#### [Task input]

■ ■ ■

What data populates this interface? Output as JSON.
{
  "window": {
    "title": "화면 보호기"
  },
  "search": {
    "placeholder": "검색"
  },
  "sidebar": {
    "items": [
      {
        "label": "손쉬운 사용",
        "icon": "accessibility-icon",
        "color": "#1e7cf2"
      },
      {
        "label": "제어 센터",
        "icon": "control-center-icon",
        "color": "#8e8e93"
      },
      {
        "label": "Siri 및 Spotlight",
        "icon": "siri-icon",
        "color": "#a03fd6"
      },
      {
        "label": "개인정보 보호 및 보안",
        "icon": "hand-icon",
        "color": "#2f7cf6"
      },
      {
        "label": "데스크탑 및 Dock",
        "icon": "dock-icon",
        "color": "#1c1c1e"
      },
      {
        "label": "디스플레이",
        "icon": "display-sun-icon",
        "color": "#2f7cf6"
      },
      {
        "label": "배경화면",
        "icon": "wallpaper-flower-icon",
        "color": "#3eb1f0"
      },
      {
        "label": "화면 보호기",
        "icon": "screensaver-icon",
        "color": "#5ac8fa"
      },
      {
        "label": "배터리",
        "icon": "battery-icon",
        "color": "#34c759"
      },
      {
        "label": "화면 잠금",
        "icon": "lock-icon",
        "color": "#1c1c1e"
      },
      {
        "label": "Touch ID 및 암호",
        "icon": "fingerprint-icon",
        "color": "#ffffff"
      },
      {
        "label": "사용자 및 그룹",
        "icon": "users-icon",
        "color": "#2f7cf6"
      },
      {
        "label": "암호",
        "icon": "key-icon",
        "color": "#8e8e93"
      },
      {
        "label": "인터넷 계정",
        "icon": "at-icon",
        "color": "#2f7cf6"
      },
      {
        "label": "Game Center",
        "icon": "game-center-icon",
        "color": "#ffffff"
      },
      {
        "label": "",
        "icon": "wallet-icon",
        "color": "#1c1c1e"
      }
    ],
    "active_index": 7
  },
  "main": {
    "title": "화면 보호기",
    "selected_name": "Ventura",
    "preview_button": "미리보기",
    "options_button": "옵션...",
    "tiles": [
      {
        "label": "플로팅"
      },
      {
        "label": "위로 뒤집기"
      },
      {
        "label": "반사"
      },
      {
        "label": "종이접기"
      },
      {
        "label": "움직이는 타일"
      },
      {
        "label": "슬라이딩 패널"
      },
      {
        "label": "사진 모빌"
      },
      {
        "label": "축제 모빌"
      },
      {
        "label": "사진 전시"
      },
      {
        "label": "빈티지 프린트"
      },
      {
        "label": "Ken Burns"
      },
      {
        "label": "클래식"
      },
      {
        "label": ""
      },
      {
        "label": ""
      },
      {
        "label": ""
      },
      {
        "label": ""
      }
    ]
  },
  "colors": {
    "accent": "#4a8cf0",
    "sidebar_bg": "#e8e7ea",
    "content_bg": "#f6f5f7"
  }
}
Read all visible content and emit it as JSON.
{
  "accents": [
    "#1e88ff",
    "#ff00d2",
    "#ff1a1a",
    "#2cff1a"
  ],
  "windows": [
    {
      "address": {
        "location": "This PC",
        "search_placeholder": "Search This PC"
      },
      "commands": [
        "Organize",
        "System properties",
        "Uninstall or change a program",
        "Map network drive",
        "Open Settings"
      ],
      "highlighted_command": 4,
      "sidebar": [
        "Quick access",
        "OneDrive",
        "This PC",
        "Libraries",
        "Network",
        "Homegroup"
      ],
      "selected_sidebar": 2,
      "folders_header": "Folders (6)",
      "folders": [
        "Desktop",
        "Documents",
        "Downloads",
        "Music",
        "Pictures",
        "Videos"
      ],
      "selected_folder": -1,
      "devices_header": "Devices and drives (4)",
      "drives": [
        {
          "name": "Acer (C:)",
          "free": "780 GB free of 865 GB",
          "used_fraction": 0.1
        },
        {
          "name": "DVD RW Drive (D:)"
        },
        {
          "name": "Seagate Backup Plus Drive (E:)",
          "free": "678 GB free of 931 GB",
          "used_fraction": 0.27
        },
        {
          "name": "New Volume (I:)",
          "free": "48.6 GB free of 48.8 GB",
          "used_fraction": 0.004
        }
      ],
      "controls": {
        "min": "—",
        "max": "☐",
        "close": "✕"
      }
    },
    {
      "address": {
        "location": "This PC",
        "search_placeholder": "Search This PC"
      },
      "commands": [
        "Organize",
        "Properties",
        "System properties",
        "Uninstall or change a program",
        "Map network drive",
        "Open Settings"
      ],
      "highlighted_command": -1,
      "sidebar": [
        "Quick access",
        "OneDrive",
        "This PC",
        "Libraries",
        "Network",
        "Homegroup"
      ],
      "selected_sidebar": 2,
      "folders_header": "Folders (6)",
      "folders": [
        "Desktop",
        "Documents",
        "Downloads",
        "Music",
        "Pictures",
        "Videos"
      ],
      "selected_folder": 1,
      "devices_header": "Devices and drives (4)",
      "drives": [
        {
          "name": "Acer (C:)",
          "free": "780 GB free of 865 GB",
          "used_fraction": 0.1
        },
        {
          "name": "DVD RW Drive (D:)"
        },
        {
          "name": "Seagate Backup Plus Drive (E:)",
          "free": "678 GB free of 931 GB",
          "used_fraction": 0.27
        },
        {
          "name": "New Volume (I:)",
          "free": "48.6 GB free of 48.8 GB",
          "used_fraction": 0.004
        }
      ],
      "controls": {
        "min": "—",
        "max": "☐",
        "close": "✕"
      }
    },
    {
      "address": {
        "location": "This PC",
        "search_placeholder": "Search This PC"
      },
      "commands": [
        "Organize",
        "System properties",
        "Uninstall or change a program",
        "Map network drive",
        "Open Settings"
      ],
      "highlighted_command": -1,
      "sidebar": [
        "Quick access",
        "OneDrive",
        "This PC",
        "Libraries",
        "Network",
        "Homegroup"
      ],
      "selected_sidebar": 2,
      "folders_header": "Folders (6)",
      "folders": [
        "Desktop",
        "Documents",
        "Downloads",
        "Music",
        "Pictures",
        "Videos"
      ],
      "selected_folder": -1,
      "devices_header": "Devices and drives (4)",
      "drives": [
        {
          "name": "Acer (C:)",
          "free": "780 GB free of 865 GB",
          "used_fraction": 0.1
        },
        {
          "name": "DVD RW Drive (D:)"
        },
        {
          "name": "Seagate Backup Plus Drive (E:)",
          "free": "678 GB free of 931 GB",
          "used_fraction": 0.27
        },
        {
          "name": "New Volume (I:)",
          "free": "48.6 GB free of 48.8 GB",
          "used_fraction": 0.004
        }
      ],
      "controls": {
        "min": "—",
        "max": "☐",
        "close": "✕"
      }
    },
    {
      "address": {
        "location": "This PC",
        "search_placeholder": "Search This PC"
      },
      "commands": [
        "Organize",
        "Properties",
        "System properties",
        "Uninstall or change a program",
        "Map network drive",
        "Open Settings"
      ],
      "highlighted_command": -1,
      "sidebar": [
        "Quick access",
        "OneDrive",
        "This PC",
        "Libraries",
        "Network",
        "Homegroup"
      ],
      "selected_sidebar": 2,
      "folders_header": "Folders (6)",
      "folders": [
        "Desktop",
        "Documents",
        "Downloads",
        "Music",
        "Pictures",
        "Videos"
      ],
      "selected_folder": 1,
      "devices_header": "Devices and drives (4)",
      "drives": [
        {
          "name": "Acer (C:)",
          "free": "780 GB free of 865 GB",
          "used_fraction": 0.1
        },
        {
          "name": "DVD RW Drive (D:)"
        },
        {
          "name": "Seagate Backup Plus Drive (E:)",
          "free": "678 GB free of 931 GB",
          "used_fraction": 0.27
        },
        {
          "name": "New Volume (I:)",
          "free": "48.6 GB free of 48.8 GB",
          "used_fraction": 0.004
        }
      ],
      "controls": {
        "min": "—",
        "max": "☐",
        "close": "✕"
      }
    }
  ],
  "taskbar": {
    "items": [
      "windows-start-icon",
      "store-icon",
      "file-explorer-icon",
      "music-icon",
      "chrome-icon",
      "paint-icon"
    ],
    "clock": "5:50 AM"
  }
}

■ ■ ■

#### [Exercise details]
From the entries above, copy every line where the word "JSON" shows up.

#### [Output below]
What data populates this interface? Output as JSON.
Read all visible content and emit it as JSON.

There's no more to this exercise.